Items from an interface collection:
● ● ●

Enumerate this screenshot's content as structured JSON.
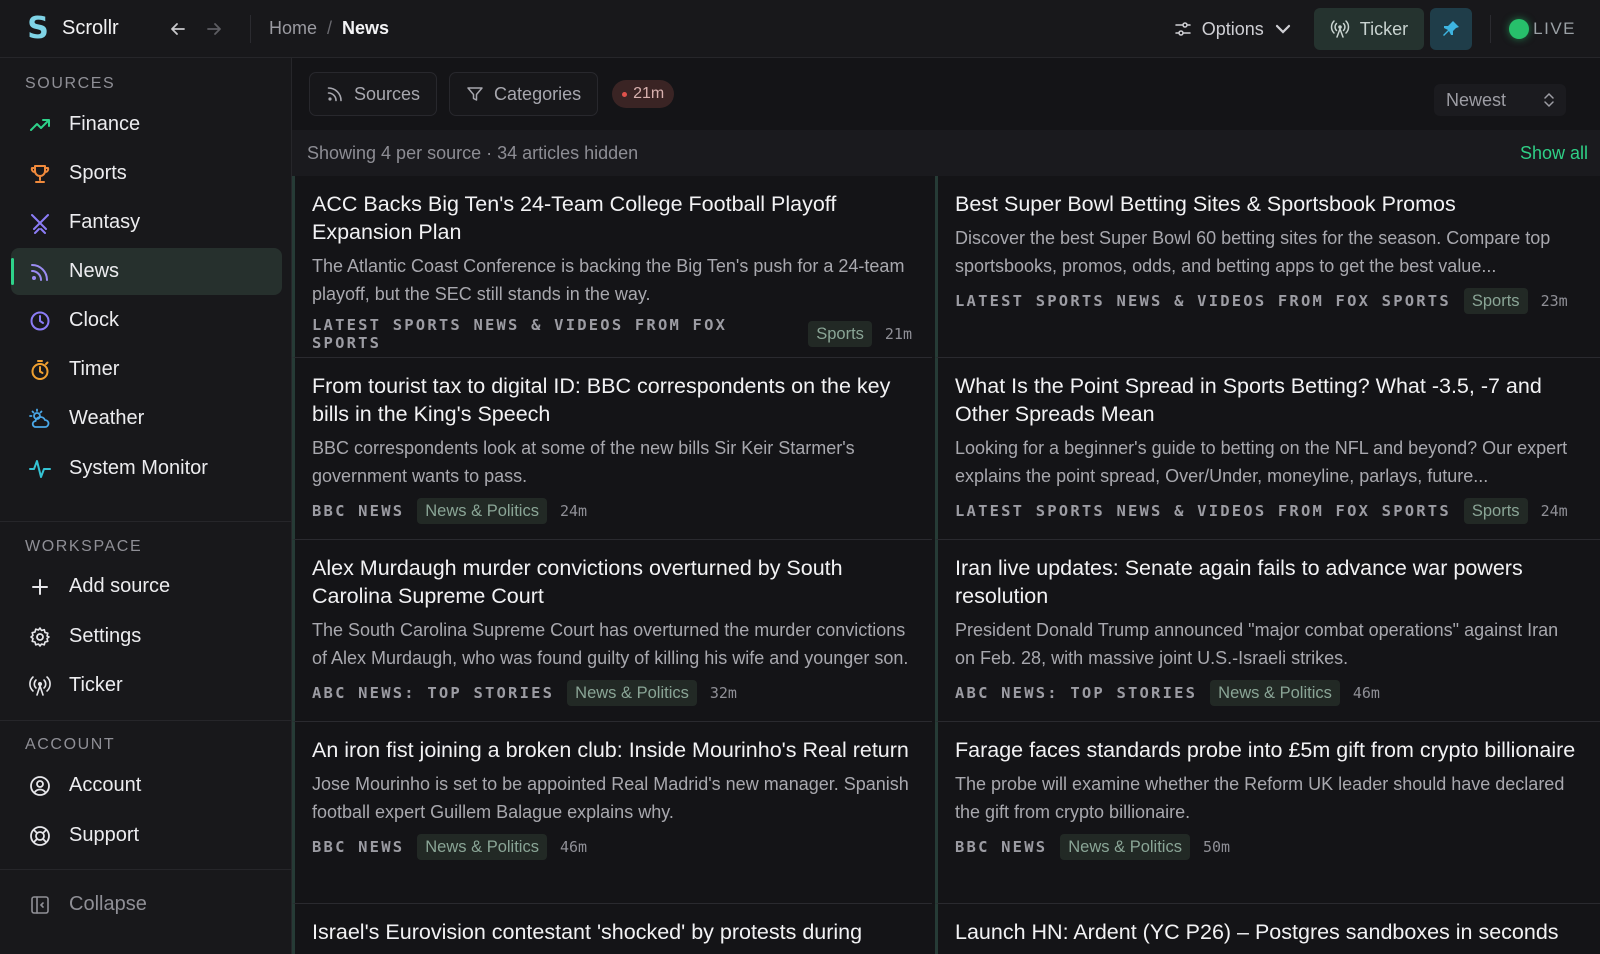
{
  "app": {
    "name": "Scrollr",
    "logo_letter": "S"
  },
  "breadcrumb": {
    "home": "Home",
    "separator": "/",
    "current": "News"
  },
  "topbar": {
    "options_label": "Options",
    "ticker_label": "Ticker",
    "live_label": "LIVE"
  },
  "sidebar": {
    "sources_title": "SOURCES",
    "sources": [
      {
        "label": "Finance",
        "icon": "trending-up-icon",
        "color": "#2ed28a"
      },
      {
        "label": "Sports",
        "icon": "trophy-icon",
        "color": "#f08a3c"
      },
      {
        "label": "Fantasy",
        "icon": "crossed-swords-icon",
        "color": "#8b7cf6"
      },
      {
        "label": "News",
        "icon": "rss-icon",
        "color": "#9b8cf2"
      },
      {
        "label": "Clock",
        "icon": "clock-icon",
        "color": "#8b7cf6"
      },
      {
        "label": "Timer",
        "icon": "timer-icon",
        "color": "#f0a030"
      },
      {
        "label": "Weather",
        "icon": "cloud-sun-icon",
        "color": "#4aa8e8"
      },
      {
        "label": "System Monitor",
        "icon": "activity-icon",
        "color": "#35c4d4"
      }
    ],
    "workspace_title": "WORKSPACE",
    "workspace": [
      {
        "label": "Add source",
        "icon": "plus-icon"
      },
      {
        "label": "Settings",
        "icon": "gear-icon"
      },
      {
        "label": "Ticker",
        "icon": "broadcast-icon"
      }
    ],
    "account_title": "ACCOUNT",
    "account": [
      {
        "label": "Account",
        "icon": "user-circle-icon"
      },
      {
        "label": "Support",
        "icon": "lifebuoy-icon"
      }
    ],
    "collapse_label": "Collapse"
  },
  "filters": {
    "sources_label": "Sources",
    "categories_label": "Categories",
    "time_badge": "21m",
    "sort_value": "Newest"
  },
  "info": {
    "text": "Showing 4 per source · 34 articles hidden",
    "show_all": "Show all"
  },
  "articles": [
    {
      "title": "ACC Backs Big Ten's 24-Team College Football Playoff Expansion Plan",
      "desc": "The Atlantic Coast Conference is backing the Big Ten's push for a 24-team playoff, but the SEC still stands in the way.",
      "source": "LATEST SPORTS NEWS & VIDEOS FROM FOX SPORTS",
      "tag": "Sports",
      "age": "21m"
    },
    {
      "title": "Best Super Bowl Betting Sites & Sportsbook Promos",
      "desc": "Discover the best Super Bowl 60 betting sites for the season. Compare top sportsbooks, promos, odds, and betting apps to get the best value...",
      "source": "LATEST SPORTS NEWS & VIDEOS FROM FOX SPORTS",
      "tag": "Sports",
      "age": "23m"
    },
    {
      "title": "From tourist tax to digital ID: BBC correspondents on the key bills in the King's Speech",
      "desc": "BBC correspondents look at some of the new bills Sir Keir Starmer's government wants to pass.",
      "source": "BBC NEWS",
      "tag": "News & Politics",
      "age": "24m"
    },
    {
      "title": "What Is the Point Spread in Sports Betting? What -3.5, -7 and Other Spreads Mean",
      "desc": "Looking for a beginner's guide to betting on the NFL and beyond? Our expert explains the point spread, Over/Under, moneyline, parlays, future...",
      "source": "LATEST SPORTS NEWS & VIDEOS FROM FOX SPORTS",
      "tag": "Sports",
      "age": "24m"
    },
    {
      "title": "Alex Murdaugh murder convictions overturned by South Carolina Supreme Court",
      "desc": "The South Carolina Supreme Court has overturned the murder convictions of Alex Murdaugh, who was found guilty of killing his wife and younger son.",
      "source": "ABC NEWS: TOP STORIES",
      "tag": "News & Politics",
      "age": "32m"
    },
    {
      "title": "Iran live updates: Senate again fails to advance war powers resolution",
      "desc": "President Donald Trump announced \"major combat operations\" against Iran on Feb. 28, with massive joint U.S.-Israeli strikes.",
      "source": "ABC NEWS: TOP STORIES",
      "tag": "News & Politics",
      "age": "46m"
    },
    {
      "title": "An iron fist joining a broken club: Inside Mourinho's Real return",
      "desc": "Jose Mourinho is set to be appointed Real Madrid's new manager. Spanish football expert Guillem Balague explains why.",
      "source": "BBC NEWS",
      "tag": "News & Politics",
      "age": "46m"
    },
    {
      "title": "Farage faces standards probe into £5m gift from crypto billionaire",
      "desc": "The probe will examine whether the Reform UK leader should have declared the gift from crypto billionaire.",
      "source": "BBC NEWS",
      "tag": "News & Politics",
      "age": "50m"
    },
    {
      "title": "Israel's Eurovision contestant 'shocked' by protests during",
      "desc": "",
      "source": "",
      "tag": "",
      "age": ""
    },
    {
      "title": "Launch HN: Ardent (YC P26) – Postgres sandboxes in seconds",
      "desc": "",
      "source": "",
      "tag": "",
      "age": ""
    }
  ]
}
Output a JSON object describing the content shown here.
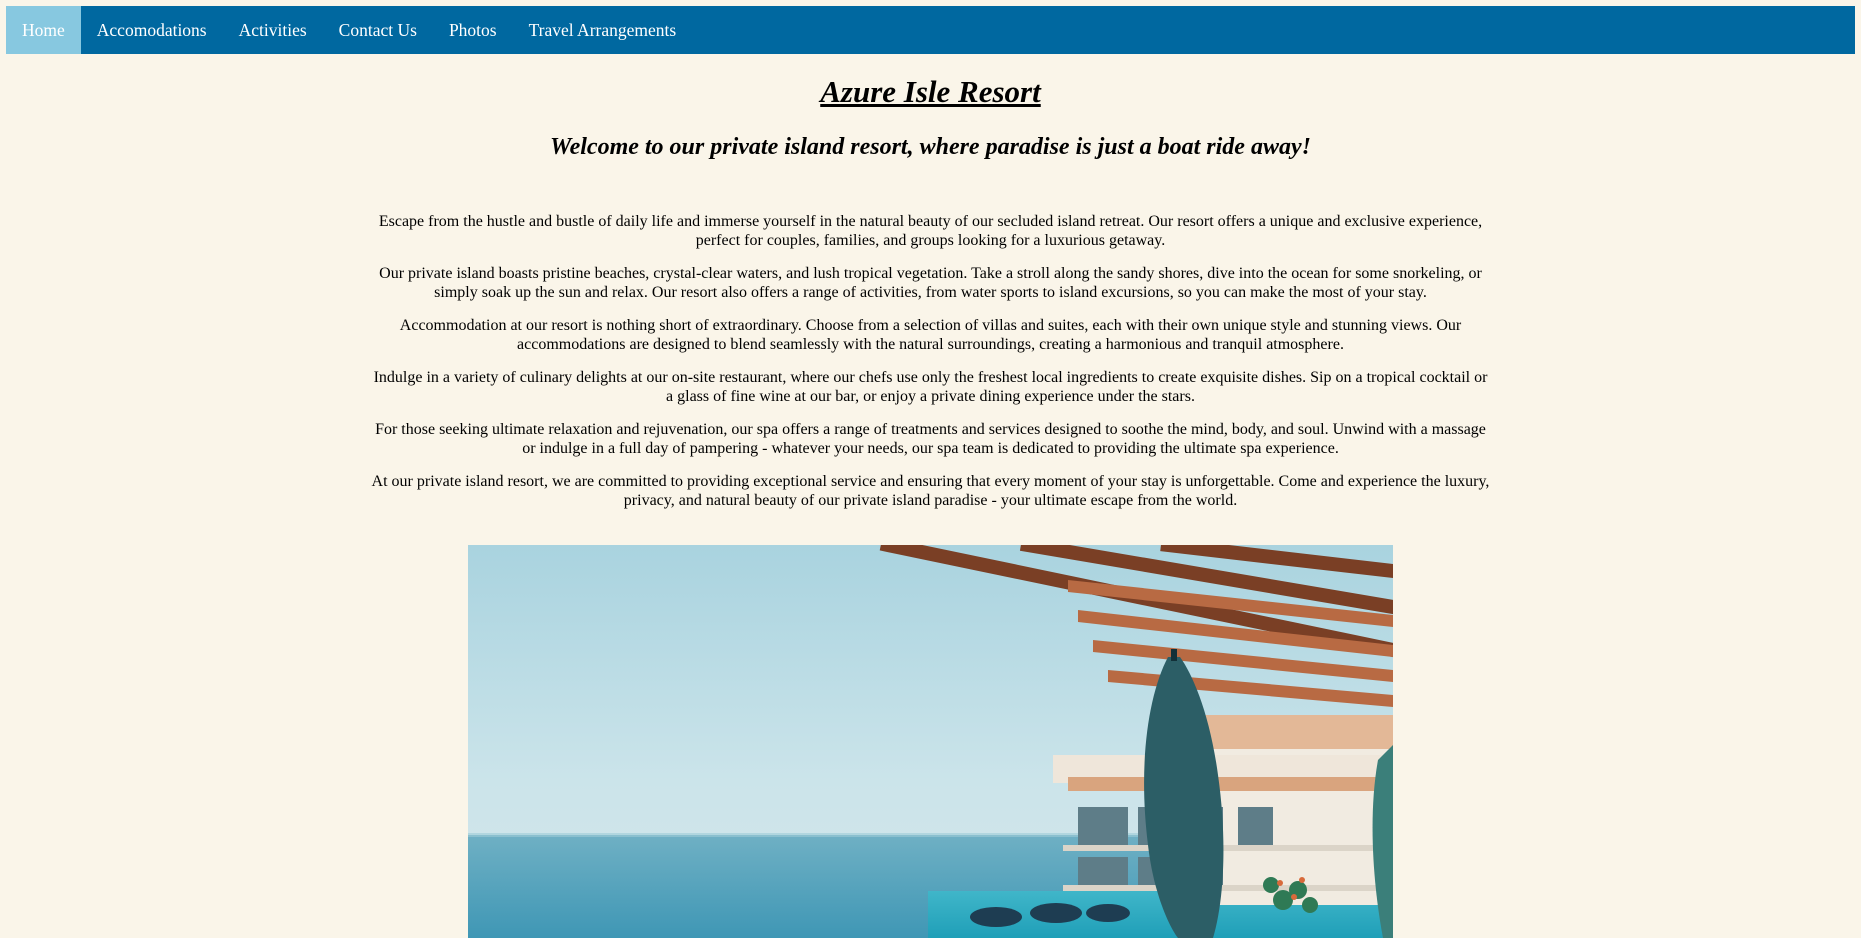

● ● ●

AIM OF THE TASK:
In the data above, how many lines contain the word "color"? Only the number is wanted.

ANSWER SPACE:
8